GamesBeat: Did you have any challenges communicating with the rest of EA, since you have three different studios working on the game? Do things have to be kept consistent between multiplayer and the campaign?

Thompson: It’s the way I’ve been working in games for the last six or seven years. To make a triple-A game these days, more often than not it involves multi-site development. It’s just the nature of these games. We have huge teams now. There’s so much content. It’s not a new experience for me to be developing a game with multiple teams in different places and different time zones.
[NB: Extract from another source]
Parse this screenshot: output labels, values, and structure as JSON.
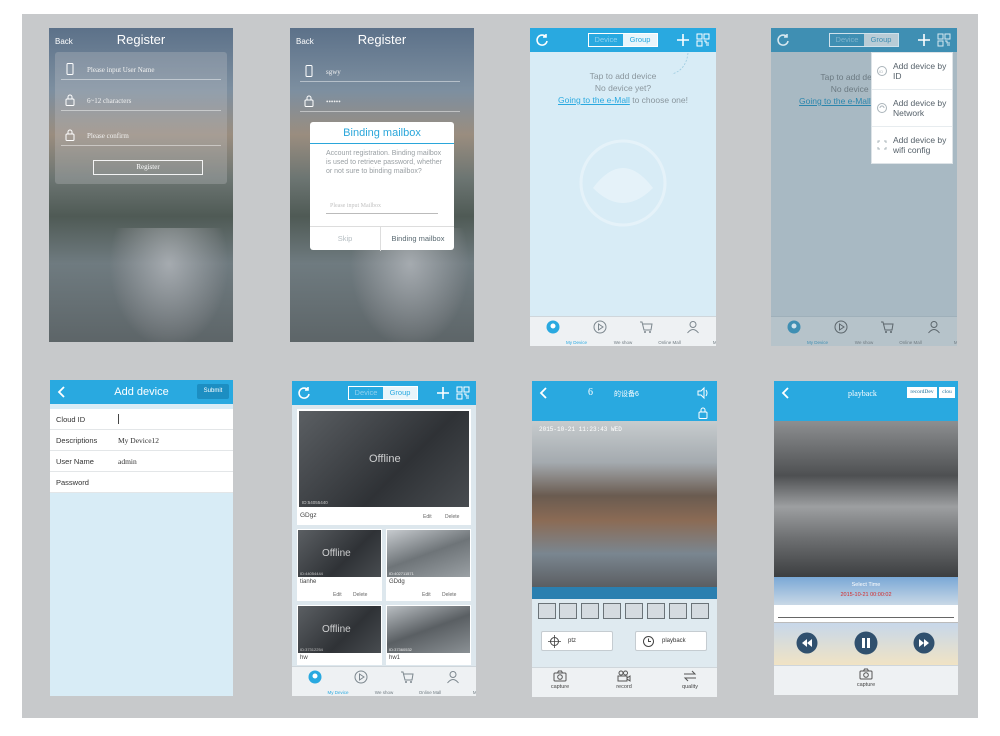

It’s just about teamwork and collaboration and making sure there’s a unified vision between the three studios. Whether it’s people who are working on the floor below you, or people working seven hours away on the other side of an ocean, you can still use the same methods of communication. As long as there’s a strong, consistent, cohesive vision for the project, and everyone knows how their part of the project contributes to the larger whole, and everyone communicates and collaborates, then it’s easy to work well.

GamesBeat: The multiplayer in the original game seemed like you could be anybody and do anything. It didn’t matter that it didn’t fit a timeline. You have to be much more locked down to time and place.

Thompson: The conceit of multiplayer is really that it’s a fantasy battle. Most of it’s era-authentic. When you think back to Battlefront, the troops on Hoth all had the movie costumes of troops on Hoth. There’s a level of authenticity there that fans appreciate. But when you get into single-player, the level of abstraction and fantasy that’s acceptable in multiplayer—we have to be more stringent and more careful.

Everything we do becomes part of authentic Star Wars storytelling. If we put a character in a location with a certain uniform and a certain weapon, that has to be legitimately Star Wars. That has to be acceptable in the grand scheme of things.

GamesBeat: Does Iden appear in multiplayer?

Thompson: She’s a hero character in multiplayer, like Darth Maul or Luke Skywalker, who has a signature weapon and different abilities. She’s not like a trooper in multiplayer that’s customizable. You can get different star cards and upgrade Iden’s abilities, but she’s not like a trooper that can be equipped with any weapon.

GamesBeat's creed when covering the game industry is "where passion meets business." What does this mean? We want to tell you how the news matters to you -- not just as a decision-maker at a game studio, but also as a fan of games. Whether you read our articles, listen to our podcasts, or watch our videos, GamesBeat will help you learn about the industry and enjoy engaging with it. Discover our Briefings.